POST: Well that’s the inherent problem with the masterplan at Docklands -– it’s never really had a chance to develop organically or responsively. There’s a blind belief that a masterplan with restaurants at street level is going to be the answer to activating the street…
MW: It’s not designed to be adaptable… I think monocultures in general are dangerous, and resilience is in diversity, so if you look at Docklands, a huge number of the restaurants were owned by the one company. The company’s not going to adapt against itself as its own main competitor, and when it falls over, it all falls over together.
POST: You’ve worked with some large development companies, on a fee-for-service basis, providing consultancy to them. Are you undertaking research on existing sites of development?
MW: I’ve done a project for a commercial developer that was a research project. They came to me with what I thought was a really interesting question – “we design our new greenfield communities to a formula, and then we realise five years later that everyone complains that they’re formulaic. How do we encourage some of what you get people to do in communities that don’t necessarily have empty infrastructure yet?” I wrote a short research report that they’ve got on their desk and may or may not do anything with it, but it was an interesting exercise just to go back to first principles.
POST: When a development company of that size starts listening and understanding the effects of this project it signals a pretty big shift in thinking. Are the clients at Docklands prepared to do some ‘hardware’ modifications to things like shopfronts to make them more fine grain… do you see a feedback loop occurring?

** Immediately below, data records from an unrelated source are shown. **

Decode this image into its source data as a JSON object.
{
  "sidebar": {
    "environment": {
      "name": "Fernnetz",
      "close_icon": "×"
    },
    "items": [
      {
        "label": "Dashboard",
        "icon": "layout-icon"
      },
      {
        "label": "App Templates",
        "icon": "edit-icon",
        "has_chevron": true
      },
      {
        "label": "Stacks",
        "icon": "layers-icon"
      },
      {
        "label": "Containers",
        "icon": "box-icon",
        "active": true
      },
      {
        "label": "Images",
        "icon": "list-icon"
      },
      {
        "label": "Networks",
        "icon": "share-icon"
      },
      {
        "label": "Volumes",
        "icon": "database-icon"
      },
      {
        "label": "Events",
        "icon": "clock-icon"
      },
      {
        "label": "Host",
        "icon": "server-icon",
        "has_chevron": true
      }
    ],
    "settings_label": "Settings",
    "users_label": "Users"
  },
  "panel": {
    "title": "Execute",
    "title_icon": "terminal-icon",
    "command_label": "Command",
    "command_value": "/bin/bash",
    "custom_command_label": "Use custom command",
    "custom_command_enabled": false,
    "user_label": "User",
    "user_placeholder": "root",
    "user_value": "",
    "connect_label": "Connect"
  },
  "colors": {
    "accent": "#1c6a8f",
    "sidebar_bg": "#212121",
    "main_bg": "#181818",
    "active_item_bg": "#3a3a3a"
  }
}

MW: Well, they don’t own the spaces, and that’s where it gets complicated. From my point of view, it’s actually about the financing and land – there are all these other factors that make it tricky, and the building stock is like the 11th order issue. You work through about ten other things then you think, “AND the building’s a bit complicated to work with”… The space determines what can be made easy there, and therefore which projects from our pool of proposals we’ll put in there. Early Docklands Spaces projects have not included a lot of retailers because there’s just no foot traffic, but that was actually similarly the case in Newcastle – the first wave of projects were galleries and things like that.
POST: What are the biggest barriers at Docklands that you have to try and overcome in adapting the Renew Newcastle model?
MW: The simple biggest restriction we’ve had in Docklands has just been lifted, because we originally had several partners involved who were primarily concerned with one precinct. We weren’t allowed to work outside of New Quay, so there’s actually only about 20 properties we could use, and we’ve managed to get about eight of those. We’re finding that we’re getting a lot of interest from other parts of Docklands, and now we can ensure that we try to spread the program along natural routes where people would be circulating. The other really big factor with Docklands is that it’s a seasonal place, so Docklands in summer is completely different to Docklands in winter. I think summer will be a good test of how it’s starting to come together down there.